Healthcare workers like Nabirye play an essential role in mentoring and coaching other health providers on quality family planning services. Coaching is one of TCI’s innovative capacity strengthening strategies that use counterparts to transfer knowledge and skills in the workplace. The process is structured so that the coachee observes the coach as they implement an intervention over a period of time. The coachee then takes up the task as the coach observes, and only steps in to assist when necessary.
Although most health facilities welcomed TCI, she recalls addressing challenges such as high staff turnover, lack of support to young people seeking reproductive health services and information, and a lack of data used to make informed decisions following the start of the program. Nabirye said:
At the outset of the program, family planning received minimal focus in our facilities, so I was approached by the health management team to lead the coaching session on TCI’s interventions in 22 facilities. We started by reviewing the resources on TCI University about the benefits of family planning during whole site orientations. I had to work with everyone at the facilities and community health workers to ensure uptake of family planning services increased.”
Recognizing the importance of trained health care providers as necessary to health service delivery, the health management team at Iganga District engaged technical and political leaders and advocated for more resources. In fiscal year 2020/21, of the USD $41,900 that Iganga District allocated for strengthening family planning services, 65% was expended. The district has also increased the number of facilities offering youth-friendly services.
Together, Nabirye and her co-workers that had been coached on TCI-hosted community dialogues, worked to create opportunities to discuss health problems face-to-face, and develop suitable local solutions.
Recently, with support from partners like Marie Stopes, the district was also able to conduct onsite mentorships for more than 60 midwives and nurses from 30 health facilities. The attendees were introduced to TCI University resources and coached on family planning counseling and service provision, including reporting so facilities can have better access to data and make more informed decisions.
The trainings sought to reach more facilities with TCI interventions as a way of boosting services. Village Health Teams (VHTs) also learned key information and common misconceptions to share with their communities. Now VHTs can provide sexual reproductive health education and family planning counseling in the community. They are also skilled to provide short term contraceptive methods and report the data to the attached health facility on a monthly basis.
With any new intervention, collaboration between health facilities is essential, Nabirye said.
We need collaboration to reach more women and men and especially young people with contraceptive services. This is why we involve the health workers from other service areas. We want to integrate services, so they learn what we have learned and take it to their facilities.
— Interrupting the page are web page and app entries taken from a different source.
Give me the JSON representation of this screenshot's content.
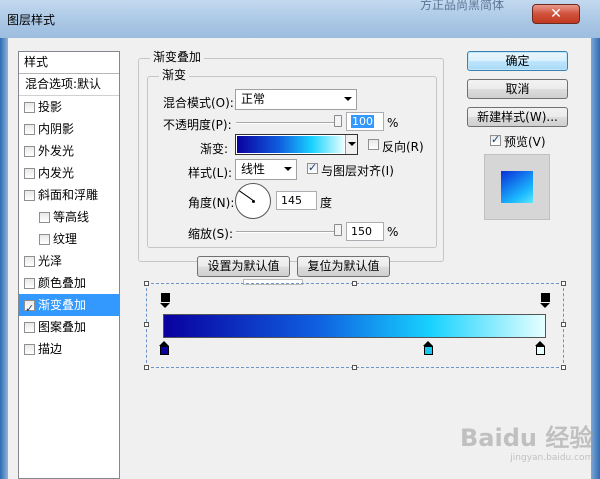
{
  "window": {
    "title": "图层样式",
    "background_title": "方正品尚黑简体",
    "close_glyph": "✕"
  },
  "styles_list": {
    "header": "样式",
    "items": [
      {
        "label": "混合选项:默认",
        "checkbox": false,
        "checked": false,
        "sub": false,
        "selected": false
      },
      {
        "label": "投影",
        "checkbox": true,
        "checked": false,
        "sub": false,
        "selected": false
      },
      {
        "label": "内阴影",
        "checkbox": true,
        "checked": false,
        "sub": false,
        "selected": false
      },
      {
        "label": "外发光",
        "checkbox": true,
        "checked": false,
        "sub": false,
        "selected": false
      },
      {
        "label": "内发光",
        "checkbox": true,
        "checked": false,
        "sub": false,
        "selected": false
      },
      {
        "label": "斜面和浮雕",
        "checkbox": true,
        "checked": false,
        "sub": false,
        "selected": false
      },
      {
        "label": "等高线",
        "checkbox": true,
        "checked": false,
        "sub": true,
        "selected": false
      },
      {
        "label": "纹理",
        "checkbox": true,
        "checked": false,
        "sub": true,
        "selected": false
      },
      {
        "label": "光泽",
        "checkbox": true,
        "checked": false,
        "sub": false,
        "selected": false
      },
      {
        "label": "颜色叠加",
        "checkbox": true,
        "checked": false,
        "sub": false,
        "selected": false
      },
      {
        "label": "渐变叠加",
        "checkbox": true,
        "checked": true,
        "sub": false,
        "selected": true
      },
      {
        "label": "图案叠加",
        "checkbox": true,
        "checked": false,
        "sub": false,
        "selected": false
      },
      {
        "label": "描边",
        "checkbox": true,
        "checked": false,
        "sub": false,
        "selected": false
      }
    ]
  },
  "gradient_overlay": {
    "group_title": "渐变叠加",
    "sub_group_title": "渐变",
    "blend_mode_label": "混合模式(O):",
    "blend_mode_value": "正常",
    "opacity_label": "不透明度(P):",
    "opacity_value": "100",
    "opacity_unit": "%",
    "opacity_level": 1.0,
    "gradient_label": "渐变:",
    "reverse_label": "反向(R)",
    "reverse_checked": false,
    "style_label": "样式(L):",
    "style_value": "线性",
    "align_label": "与图层对齐(I)",
    "align_checked": true,
    "angle_label": "角度(N):",
    "angle_value": "145",
    "angle_unit": "度",
    "angle_degrees": 145,
    "scale_label": "缩放(S):",
    "scale_value": "150",
    "scale_unit": "%",
    "scale_level": 1.0,
    "make_default_label": "设置为默认值",
    "reset_default_label": "复位为默认值"
  },
  "gradient_editor": {
    "colors": [
      "#0a00a0",
      "#0f5fe0",
      "#18d2ff",
      "#e6ffff"
    ],
    "color_stops": [
      {
        "location": 0,
        "color": "#0a00a0"
      },
      {
        "location": 0.69,
        "color": "#18c7ee"
      },
      {
        "location": 1.0,
        "color": "#e6ffff"
      }
    ],
    "opacity_stops": [
      {
        "location": 0
      },
      {
        "location": 1.0
      }
    ]
  },
  "buttons": {
    "ok": "确定",
    "cancel": "取消",
    "new_style": "新建样式(W)...",
    "preview_label": "预览(V)",
    "preview_checked": true
  },
  "watermark": {
    "text": "Baidu 经验",
    "sub": "jingyan.baidu.com"
  }
}
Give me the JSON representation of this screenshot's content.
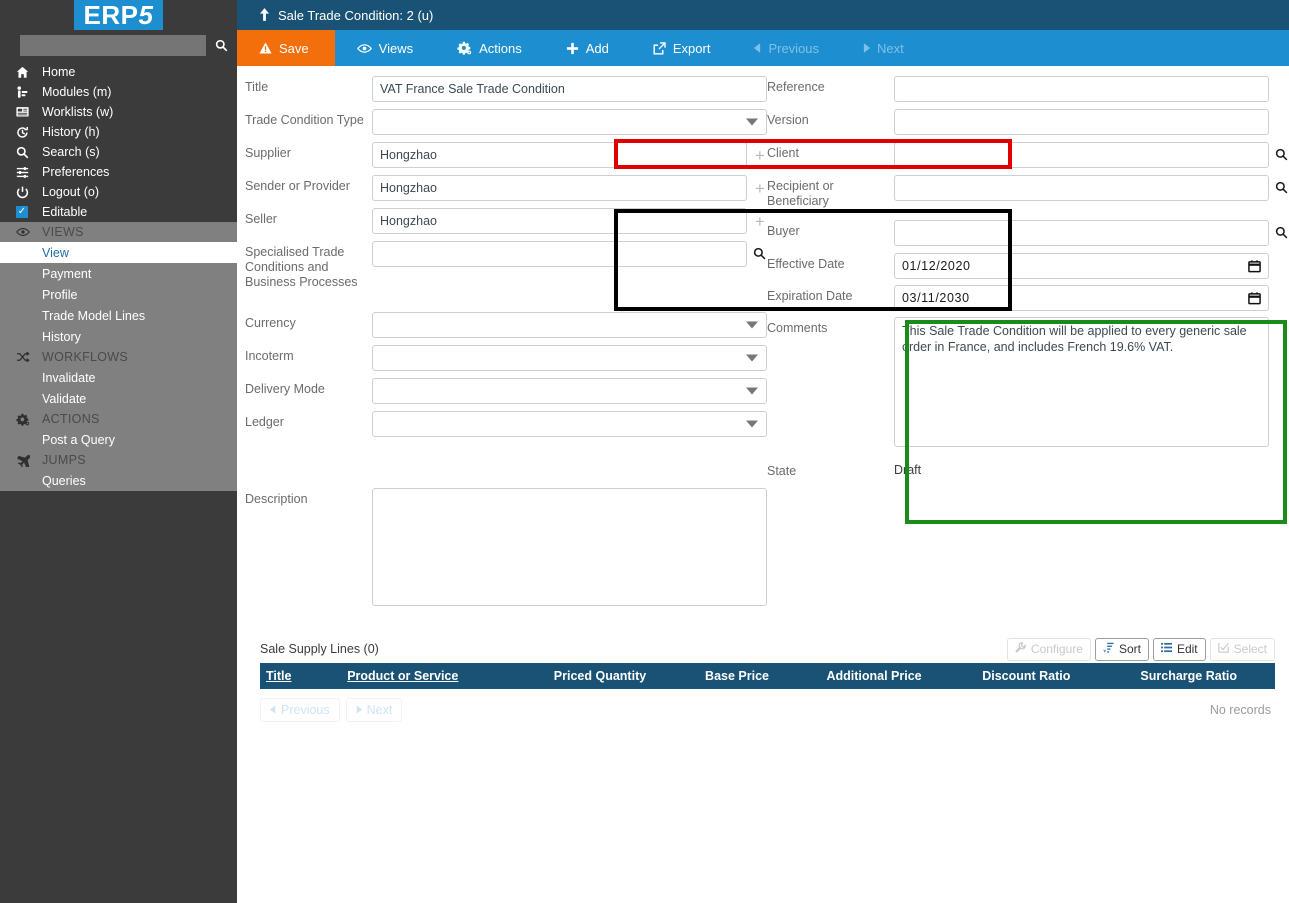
{
  "brand": {
    "logo_text": "ERP",
    "logo_suffix": "5"
  },
  "sidebar": {
    "search": {
      "value": "",
      "placeholder": "",
      "icon": "search-icon"
    },
    "nav": [
      {
        "label": "Home",
        "icon": "home-icon"
      },
      {
        "label": "Modules (m)",
        "icon": "modules-icon"
      },
      {
        "label": "Worklists (w)",
        "icon": "worklists-icon"
      },
      {
        "label": "History (h)",
        "icon": "history-icon"
      },
      {
        "label": "Search (s)",
        "icon": "search-icon"
      },
      {
        "label": "Preferences",
        "icon": "preferences-icon"
      },
      {
        "label": "Logout (o)",
        "icon": "power-icon"
      },
      {
        "label": "Editable",
        "icon": "checkbox-checked-icon"
      }
    ],
    "groups": [
      {
        "title": "VIEWS",
        "icon": "eye-icon",
        "items": [
          {
            "label": "View",
            "active": true
          },
          {
            "label": "Payment",
            "active": false
          },
          {
            "label": "Profile",
            "active": false
          },
          {
            "label": "Trade Model Lines",
            "active": false
          },
          {
            "label": "History",
            "active": false
          }
        ]
      },
      {
        "title": "WORKFLOWS",
        "icon": "shuffle-icon",
        "items": [
          {
            "label": "Invalidate",
            "active": false
          },
          {
            "label": "Validate",
            "active": false
          }
        ]
      },
      {
        "title": "ACTIONS",
        "icon": "gear-icon",
        "items": [
          {
            "label": "Post a Query",
            "active": false
          }
        ]
      },
      {
        "title": "JUMPS",
        "icon": "plane-icon",
        "items": [
          {
            "label": "Queries",
            "active": false
          }
        ]
      }
    ]
  },
  "header": {
    "breadcrumb_icon": "up-arrow-icon",
    "breadcrumb": "Sale Trade Condition: 2 (u)"
  },
  "toolbar": [
    {
      "label": "Save",
      "icon": "warning-triangle-icon",
      "state": "primary"
    },
    {
      "label": "Views",
      "icon": "eye-icon",
      "state": "normal"
    },
    {
      "label": "Actions",
      "icon": "gear-icon",
      "state": "normal"
    },
    {
      "label": "Add",
      "icon": "plus-icon",
      "state": "normal"
    },
    {
      "label": "Export",
      "icon": "export-icon",
      "state": "normal"
    },
    {
      "label": "Previous",
      "icon": "triangle-left-icon",
      "state": "disabled"
    },
    {
      "label": "Next",
      "icon": "triangle-right-icon",
      "state": "disabled"
    }
  ],
  "form": {
    "left": {
      "title": {
        "label": "Title",
        "value": "VAT France Sale Trade Condition"
      },
      "trade_cond_type": {
        "label": "Trade Condition Type",
        "value": ""
      },
      "supplier": {
        "label": "Supplier",
        "value": "Hongzhao"
      },
      "sender": {
        "label": "Sender or Provider",
        "value": "Hongzhao"
      },
      "seller": {
        "label": "Seller",
        "value": "Hongzhao"
      },
      "specialised": {
        "label": "Specialised Trade Conditions and Business Processes",
        "value": ""
      },
      "currency": {
        "label": "Currency",
        "value": ""
      },
      "incoterm": {
        "label": "Incoterm",
        "value": ""
      },
      "delivery_mode": {
        "label": "Delivery Mode",
        "value": ""
      },
      "ledger": {
        "label": "Ledger",
        "value": ""
      },
      "description": {
        "label": "Description",
        "value": ""
      }
    },
    "right": {
      "reference": {
        "label": "Reference",
        "value": ""
      },
      "version": {
        "label": "Version",
        "value": ""
      },
      "client": {
        "label": "Client",
        "value": ""
      },
      "recipient": {
        "label": "Recipient or Beneficiary",
        "value": ""
      },
      "buyer": {
        "label": "Buyer",
        "value": ""
      },
      "effective_date": {
        "label": "Effective Date",
        "value": "01/12/2020"
      },
      "expiration_date": {
        "label": "Expiration Date",
        "value": "03/11/2030"
      },
      "comments": {
        "label": "Comments",
        "value": "This Sale Trade Condition will be applied to every generic sale order in France, and includes French 19.6% VAT."
      },
      "state": {
        "label": "State",
        "value": "Draft"
      }
    }
  },
  "highlights": [
    {
      "name": "title-highlight",
      "color": "#e00000"
    },
    {
      "name": "party-highlight",
      "color": "#000000"
    },
    {
      "name": "dates-highlight",
      "color": "#1a8a1a"
    }
  ],
  "listbox": {
    "title": "Sale Supply Lines (0)",
    "tools": [
      {
        "label": "Configure",
        "icon": "wrench-icon",
        "enabled": false
      },
      {
        "label": "Sort",
        "icon": "sort-icon",
        "enabled": true
      },
      {
        "label": "Edit",
        "icon": "list-icon",
        "enabled": true
      },
      {
        "label": "Select",
        "icon": "checkbox-icon",
        "enabled": false
      }
    ],
    "columns": [
      {
        "label": "Title",
        "sortable": true,
        "align": "left"
      },
      {
        "label": "Product or Service",
        "sortable": true,
        "align": "left"
      },
      {
        "label": "Priced Quantity",
        "sortable": false,
        "align": "center"
      },
      {
        "label": "Base Price",
        "sortable": false,
        "align": "center"
      },
      {
        "label": "Additional Price",
        "sortable": false,
        "align": "center"
      },
      {
        "label": "Discount Ratio",
        "sortable": false,
        "align": "center"
      },
      {
        "label": "Surcharge Ratio",
        "sortable": false,
        "align": "center"
      }
    ],
    "rows": [],
    "pagination": {
      "previous": "Previous",
      "next": "Next"
    },
    "empty_text": "No records"
  }
}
This way, there is more chance of reaching more women and men with family planning services.”
As Iganga District continued to implement TCI interventions, the health management team invited other partners to provide more healthcare providers with additional skills such as post-pregnancy family planning.
TCI promotes local ownership to ensure long-term implementation of the interventions and ultimately sustain their impact. Iganga District graduated from TCI’s direct technical support in April 2022. Nabirye said she has been able to continue with training and mentorships with other districts.
My efforts have not gone unrecognized, I was contracted by the Uganda Midwives Private Association which received a grant from World Bank to build skilled midwives. I was able to train and mentor over 100 midwives in three districts of Kibuuka, Arua and Terego here in Uganda. My master coach skills have enabled me to extend my knowledge and skills to address critical health resource gaps beyond the borders of my District.”